**Your task:** For the data below, work out how many lines contain the word "placeholder" and supply only that number.

**Information supplied:**
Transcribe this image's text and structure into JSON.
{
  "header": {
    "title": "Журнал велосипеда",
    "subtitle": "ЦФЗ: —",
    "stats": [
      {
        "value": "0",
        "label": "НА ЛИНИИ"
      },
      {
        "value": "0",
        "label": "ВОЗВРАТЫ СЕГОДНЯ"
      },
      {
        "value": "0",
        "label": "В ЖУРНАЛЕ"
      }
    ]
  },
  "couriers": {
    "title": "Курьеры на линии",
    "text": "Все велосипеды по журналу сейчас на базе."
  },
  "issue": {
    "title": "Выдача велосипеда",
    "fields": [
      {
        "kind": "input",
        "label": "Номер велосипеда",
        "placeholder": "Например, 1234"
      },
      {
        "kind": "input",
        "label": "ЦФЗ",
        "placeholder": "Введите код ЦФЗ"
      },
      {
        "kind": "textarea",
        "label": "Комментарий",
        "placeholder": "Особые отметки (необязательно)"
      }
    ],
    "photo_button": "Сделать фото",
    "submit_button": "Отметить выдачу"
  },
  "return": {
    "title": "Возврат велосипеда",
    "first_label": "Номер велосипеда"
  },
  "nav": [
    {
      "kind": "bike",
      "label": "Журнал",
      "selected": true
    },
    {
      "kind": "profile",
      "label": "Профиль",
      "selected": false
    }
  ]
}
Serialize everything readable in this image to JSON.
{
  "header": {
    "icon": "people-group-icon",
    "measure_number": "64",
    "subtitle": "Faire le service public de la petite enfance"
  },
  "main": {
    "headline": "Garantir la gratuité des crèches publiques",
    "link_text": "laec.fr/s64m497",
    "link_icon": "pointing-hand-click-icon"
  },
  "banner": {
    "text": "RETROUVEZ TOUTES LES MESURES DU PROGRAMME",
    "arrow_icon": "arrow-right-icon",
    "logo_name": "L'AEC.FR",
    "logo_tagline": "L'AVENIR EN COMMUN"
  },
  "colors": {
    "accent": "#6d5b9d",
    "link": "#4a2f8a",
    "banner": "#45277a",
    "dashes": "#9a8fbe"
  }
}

**Answer for this exercise:** 3